I appreciate the suggestion, but that sounded a bit indirect …
Instead I copied File/PathResource/Manager into new classes MappedPathResource/Manager, ripped out all the things that aren’t relevant in this case (like symlink support, case sensitivity, and watching the file system). The result is simpler than expected: the Resource class is basically identical to PathResource (minus pointer type back to the manager), and the new MappedPathResourceManager is just 150 lines or so. Here’s how to use it:
Map<String,Path> mappings = new HashMap<>();
// insert some test data
mappings.put( "/foo", Paths.get( System.getProperty("user.home") + "/.bashrc" ));
Undertow server = Undertow.builder()
new MappedPathResourceManager( mappings )))
and it seems to work and serve my purposes.
Q: Is that something that would be of use to anybody else? If so, I’d be happy to clean up the code and submit a PR.
P.S Ideally a bit a refactoring should be done so that PathResource and MappedPathResource share the same code (all these inner classes and threaded-related behavior) but that would require some kind of intermediate superclass that collects functionality common to PathResourceManager and MappedPathResourceManager.
P.S.2: I like Undertow. Give what kind of $%*&WQ@)$^& web servers there are in Java land …

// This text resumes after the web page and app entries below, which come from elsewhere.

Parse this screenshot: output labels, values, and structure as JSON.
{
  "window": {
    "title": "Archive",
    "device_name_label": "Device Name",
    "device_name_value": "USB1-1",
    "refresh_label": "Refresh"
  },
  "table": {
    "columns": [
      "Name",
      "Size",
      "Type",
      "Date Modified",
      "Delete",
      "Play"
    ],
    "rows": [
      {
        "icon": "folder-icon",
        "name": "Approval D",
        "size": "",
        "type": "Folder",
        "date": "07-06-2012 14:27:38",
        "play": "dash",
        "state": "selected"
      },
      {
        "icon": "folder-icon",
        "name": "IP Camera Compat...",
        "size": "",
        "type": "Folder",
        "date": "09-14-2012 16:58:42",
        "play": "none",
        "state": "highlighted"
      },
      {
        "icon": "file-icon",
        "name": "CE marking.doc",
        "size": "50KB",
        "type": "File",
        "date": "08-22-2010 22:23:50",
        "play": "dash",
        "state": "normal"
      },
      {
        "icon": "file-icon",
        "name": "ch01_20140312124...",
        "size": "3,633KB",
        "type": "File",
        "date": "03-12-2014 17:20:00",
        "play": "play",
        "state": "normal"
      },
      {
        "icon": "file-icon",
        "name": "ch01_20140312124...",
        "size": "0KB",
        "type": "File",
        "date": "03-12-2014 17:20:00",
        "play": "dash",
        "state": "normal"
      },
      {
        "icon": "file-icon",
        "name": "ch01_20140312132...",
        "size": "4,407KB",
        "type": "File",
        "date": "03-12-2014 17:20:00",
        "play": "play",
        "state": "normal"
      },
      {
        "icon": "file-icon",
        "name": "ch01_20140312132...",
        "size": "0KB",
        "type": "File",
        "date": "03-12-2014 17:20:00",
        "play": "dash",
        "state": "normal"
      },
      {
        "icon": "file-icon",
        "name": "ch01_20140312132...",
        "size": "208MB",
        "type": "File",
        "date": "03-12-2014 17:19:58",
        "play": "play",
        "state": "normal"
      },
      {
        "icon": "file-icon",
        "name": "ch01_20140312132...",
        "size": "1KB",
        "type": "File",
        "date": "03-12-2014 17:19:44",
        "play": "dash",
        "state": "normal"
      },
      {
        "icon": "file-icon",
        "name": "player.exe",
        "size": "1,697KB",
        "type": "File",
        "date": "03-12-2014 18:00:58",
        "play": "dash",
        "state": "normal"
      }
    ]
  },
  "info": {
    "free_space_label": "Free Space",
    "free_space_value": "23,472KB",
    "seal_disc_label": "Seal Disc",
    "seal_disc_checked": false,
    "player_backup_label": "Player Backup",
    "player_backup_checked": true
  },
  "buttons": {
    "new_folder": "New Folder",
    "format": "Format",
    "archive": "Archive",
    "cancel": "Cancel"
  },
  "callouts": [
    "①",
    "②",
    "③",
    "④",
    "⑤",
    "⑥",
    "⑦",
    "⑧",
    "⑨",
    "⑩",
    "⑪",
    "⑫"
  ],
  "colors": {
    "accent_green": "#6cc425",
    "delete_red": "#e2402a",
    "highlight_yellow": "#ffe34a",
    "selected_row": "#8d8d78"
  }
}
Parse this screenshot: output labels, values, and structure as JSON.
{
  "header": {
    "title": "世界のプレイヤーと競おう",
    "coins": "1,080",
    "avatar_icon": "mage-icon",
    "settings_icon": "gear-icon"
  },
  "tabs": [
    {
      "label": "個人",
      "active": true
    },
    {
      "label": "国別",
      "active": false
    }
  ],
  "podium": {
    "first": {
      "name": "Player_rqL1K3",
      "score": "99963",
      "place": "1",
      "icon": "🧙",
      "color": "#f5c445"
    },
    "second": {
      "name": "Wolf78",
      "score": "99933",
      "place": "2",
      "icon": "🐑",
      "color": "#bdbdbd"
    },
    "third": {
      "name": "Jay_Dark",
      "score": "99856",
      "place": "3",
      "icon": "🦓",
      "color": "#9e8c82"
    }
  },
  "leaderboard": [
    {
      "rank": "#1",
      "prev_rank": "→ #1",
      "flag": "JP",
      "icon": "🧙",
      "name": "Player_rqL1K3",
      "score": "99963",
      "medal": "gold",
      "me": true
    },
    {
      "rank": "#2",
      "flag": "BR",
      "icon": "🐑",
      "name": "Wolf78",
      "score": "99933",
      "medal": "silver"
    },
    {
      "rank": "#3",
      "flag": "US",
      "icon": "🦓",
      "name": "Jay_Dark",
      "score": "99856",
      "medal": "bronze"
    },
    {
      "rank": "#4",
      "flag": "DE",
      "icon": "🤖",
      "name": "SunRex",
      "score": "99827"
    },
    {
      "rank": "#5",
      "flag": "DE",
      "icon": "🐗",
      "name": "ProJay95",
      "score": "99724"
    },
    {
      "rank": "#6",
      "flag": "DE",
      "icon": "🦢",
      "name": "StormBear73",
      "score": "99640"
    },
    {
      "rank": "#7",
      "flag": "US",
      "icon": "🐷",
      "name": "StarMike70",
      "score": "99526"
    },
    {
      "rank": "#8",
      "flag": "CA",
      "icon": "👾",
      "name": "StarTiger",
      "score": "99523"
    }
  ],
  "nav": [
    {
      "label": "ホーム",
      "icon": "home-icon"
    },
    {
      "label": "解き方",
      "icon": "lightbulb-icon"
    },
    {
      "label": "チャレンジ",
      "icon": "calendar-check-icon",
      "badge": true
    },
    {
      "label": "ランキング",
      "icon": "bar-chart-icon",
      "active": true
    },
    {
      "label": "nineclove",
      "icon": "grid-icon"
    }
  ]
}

You could possibly use io.undertow.server.handlers.resource.ResourceSupplier, and then use PathResourceManager under the hood to actually return a path resource. If all these files have a common root path you could basically create a PathResourceManager that maps to this, and then use Map<String, Resource> in the supplier.